I don't have the time or skills to write a program to do this with a nice user interface. I had to create the SVG file holding the tracing background by using a text editor. Fortunately I have been creating html files that way since the internet took off, and I can pick up the basics of similar descriptive file formats.
First attempt had many coordinates 'off grid'. I corrected them by copying them to a spreadsheet and rounding them off to the nearest multiple of the grid pitches. Obviously it is best to do this all in one go after all coordinates are in.
The board I used was laid out using red and green tape on Mylar film. Most are on 100, 50 or 25 thou grid, but a few are slightly off where there was some tight routing. Those soon became apparent when the corrected SVG was shown over the PCB scan. They had to be manually moved back off-grid.
The right way to avoid work is to have the PCB image scaled so that the holes are all on grid points, and set your vector graphics package to snap graphics to grid.
It took me about 12 hours to trace the tracks on this 100 x 160 mm board. Inventing the procedure and teaching myself about basic SVG took a lot of time but that should not need repeating. The work is very amenable to sharing across multiple sessions and multiple workers. You can see exactly what has already been done. Crowd working is possible, a group of people could trace small subsections, which could then be merged. Or people could take it in turns to work on the same file. For large boards, crowdworking might be the only way to do a job in a practical timescale.
SVG files describe 2-D geometric shapes, and have some features in common with programming languages.
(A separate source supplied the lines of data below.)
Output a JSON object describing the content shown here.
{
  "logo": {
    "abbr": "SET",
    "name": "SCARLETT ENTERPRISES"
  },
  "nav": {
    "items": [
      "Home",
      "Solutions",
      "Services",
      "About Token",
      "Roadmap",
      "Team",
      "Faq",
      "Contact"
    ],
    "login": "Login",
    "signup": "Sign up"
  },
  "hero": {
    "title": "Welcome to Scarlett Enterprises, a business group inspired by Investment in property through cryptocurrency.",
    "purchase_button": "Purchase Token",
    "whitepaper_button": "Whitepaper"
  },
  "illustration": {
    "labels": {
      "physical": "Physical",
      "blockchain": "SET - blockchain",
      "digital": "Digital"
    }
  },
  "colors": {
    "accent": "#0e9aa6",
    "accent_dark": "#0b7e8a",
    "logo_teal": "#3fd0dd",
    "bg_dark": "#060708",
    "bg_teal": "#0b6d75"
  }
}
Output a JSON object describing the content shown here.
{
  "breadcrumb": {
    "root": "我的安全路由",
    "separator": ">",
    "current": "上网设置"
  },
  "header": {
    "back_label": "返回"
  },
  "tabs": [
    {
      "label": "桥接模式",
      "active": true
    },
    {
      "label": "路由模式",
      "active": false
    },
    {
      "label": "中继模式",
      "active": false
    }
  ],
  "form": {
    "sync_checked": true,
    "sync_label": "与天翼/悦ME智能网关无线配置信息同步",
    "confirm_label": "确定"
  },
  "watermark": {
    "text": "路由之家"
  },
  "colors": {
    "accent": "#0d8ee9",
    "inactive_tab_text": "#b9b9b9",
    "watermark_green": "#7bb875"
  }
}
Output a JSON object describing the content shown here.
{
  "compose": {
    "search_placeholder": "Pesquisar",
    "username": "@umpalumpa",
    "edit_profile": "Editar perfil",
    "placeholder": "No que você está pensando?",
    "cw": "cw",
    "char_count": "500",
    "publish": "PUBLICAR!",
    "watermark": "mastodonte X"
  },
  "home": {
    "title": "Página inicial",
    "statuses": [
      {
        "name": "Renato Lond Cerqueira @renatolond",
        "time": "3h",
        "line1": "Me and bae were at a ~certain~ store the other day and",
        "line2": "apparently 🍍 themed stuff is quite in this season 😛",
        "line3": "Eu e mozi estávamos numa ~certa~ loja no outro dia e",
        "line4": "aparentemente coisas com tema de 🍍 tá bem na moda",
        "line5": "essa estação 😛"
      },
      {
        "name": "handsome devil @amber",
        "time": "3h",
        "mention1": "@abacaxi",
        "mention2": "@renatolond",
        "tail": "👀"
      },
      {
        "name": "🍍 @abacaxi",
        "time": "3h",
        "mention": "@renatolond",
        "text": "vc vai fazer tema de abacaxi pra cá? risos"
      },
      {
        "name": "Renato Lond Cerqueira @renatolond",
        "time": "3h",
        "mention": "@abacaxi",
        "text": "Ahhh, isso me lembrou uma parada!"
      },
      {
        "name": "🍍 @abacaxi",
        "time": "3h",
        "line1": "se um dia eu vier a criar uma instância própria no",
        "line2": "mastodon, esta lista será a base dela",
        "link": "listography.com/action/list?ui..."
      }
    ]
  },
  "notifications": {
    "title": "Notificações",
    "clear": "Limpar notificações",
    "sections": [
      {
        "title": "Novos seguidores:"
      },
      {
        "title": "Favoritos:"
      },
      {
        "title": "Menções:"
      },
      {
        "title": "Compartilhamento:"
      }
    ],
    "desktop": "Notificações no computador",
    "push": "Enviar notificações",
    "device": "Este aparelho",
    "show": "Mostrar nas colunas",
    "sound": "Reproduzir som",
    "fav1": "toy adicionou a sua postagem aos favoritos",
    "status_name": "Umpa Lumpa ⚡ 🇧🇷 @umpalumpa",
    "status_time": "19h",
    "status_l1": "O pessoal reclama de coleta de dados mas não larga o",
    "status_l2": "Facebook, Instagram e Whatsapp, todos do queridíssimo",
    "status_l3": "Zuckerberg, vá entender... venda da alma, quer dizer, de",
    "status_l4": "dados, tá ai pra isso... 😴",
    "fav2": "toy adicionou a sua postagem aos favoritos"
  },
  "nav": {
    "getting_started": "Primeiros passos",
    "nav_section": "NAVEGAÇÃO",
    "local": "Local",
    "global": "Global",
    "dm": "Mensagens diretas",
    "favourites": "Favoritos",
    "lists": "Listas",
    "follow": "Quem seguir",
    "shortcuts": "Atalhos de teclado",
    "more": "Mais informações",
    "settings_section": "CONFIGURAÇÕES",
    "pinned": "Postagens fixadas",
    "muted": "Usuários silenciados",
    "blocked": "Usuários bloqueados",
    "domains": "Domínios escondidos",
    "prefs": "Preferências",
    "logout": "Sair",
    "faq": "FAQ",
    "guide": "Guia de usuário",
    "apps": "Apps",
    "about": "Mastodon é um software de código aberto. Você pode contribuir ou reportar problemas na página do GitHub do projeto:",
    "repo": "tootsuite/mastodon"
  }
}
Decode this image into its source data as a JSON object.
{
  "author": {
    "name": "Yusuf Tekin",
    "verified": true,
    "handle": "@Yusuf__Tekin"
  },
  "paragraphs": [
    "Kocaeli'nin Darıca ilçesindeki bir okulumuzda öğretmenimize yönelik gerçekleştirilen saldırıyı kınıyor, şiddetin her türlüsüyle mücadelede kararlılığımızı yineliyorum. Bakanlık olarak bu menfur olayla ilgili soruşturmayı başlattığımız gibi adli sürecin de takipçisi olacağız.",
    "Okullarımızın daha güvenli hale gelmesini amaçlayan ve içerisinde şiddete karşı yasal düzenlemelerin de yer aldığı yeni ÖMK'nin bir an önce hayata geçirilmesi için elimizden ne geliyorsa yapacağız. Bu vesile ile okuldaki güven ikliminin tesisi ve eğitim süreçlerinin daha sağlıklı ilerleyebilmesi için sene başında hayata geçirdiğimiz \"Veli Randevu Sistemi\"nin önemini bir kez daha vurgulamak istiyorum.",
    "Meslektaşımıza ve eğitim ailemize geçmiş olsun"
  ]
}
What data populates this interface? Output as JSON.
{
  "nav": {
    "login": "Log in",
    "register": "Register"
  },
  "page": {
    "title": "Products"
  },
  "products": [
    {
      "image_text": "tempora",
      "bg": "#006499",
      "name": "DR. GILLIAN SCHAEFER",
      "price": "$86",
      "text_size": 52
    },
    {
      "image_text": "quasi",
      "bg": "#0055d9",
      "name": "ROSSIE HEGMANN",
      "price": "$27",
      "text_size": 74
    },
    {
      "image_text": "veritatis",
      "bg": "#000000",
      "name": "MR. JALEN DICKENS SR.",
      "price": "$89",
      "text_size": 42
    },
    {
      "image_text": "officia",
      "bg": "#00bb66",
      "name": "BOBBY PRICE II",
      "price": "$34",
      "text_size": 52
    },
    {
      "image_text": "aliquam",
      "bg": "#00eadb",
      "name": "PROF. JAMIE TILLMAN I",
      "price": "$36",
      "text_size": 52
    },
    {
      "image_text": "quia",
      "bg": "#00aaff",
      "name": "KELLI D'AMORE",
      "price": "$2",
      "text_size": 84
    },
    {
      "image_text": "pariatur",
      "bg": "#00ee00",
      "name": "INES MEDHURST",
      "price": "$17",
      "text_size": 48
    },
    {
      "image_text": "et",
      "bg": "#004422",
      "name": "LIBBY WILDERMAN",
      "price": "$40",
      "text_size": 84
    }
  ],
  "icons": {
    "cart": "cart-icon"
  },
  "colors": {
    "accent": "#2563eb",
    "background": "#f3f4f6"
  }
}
For example, you can describe a standard hole, then say a DIL16 socket is a an array of holes, then say draw a DIL16 socket in 32 places for an array of DRAM chips. In this way it is more efficient than a Gerber file, which would simply describe 512 holes.
Gerber files have one file per layer, and need Gerber viewer software. This is not included with internet browsers. There are gerber-to-svg tools and I will investigate them.
The first project image here is a screenshot of the rendered SVG. Hackaday does not accept SVG files there. You have to download and unzip the file.
I defined hole sizes and positions in inches, and board sizes in mm, because DIL packages are specified in inches and the board is specified as 100x160 mm. However, it seems that not everything can be defined in such units. Which is annoying, you would think that the standard would get away from the concept of a pixel. It works with virtual pixels, but didn't even nail down a pixel size from day one. First it was 90 pixels per inch, I don't know why they chose that number. Then they changed it to 96 pixels per inch, which really annoyed people who had created a lot of previous work. I found that SVG files that looked right on my Linux system were wrong on my Windows system.
I can guess why they did this. Typesetting was established long ago, in inches. People would want lines of text per inch. Each line would be a fraction of an inch; 1/2, 1/3, 1/4, 1/6, 1/8. These can be expressed with a common denominator. 36/72, 24/72, 18/72, 12/72, 9/72. So 1/72 of an inch was named a 'point', and the font sizes would be 36, 24, 18, 12, and 9 points. The number 96 is exactly 4/3 times 72, which makes it easier to calculate font sizes in pixels. just multiply by 4 and divide by 3, and you get 48, 32, 24, 16, and 12 pixels. 96 is also nearer the 100 dpi of the computer printer standards ... but not exactly equal.
96 dpi also makes it match the CSS standard.
Longer story here: http://wiki.inkscape.org/wiki/index.php/Units_In_Inkscape
In future, I think I will create SVGs with a scale of 100 grid points per inch, and apply scaling factors later. The kind of boards that need tracing most are old ones that were made when decimal inch...Read more »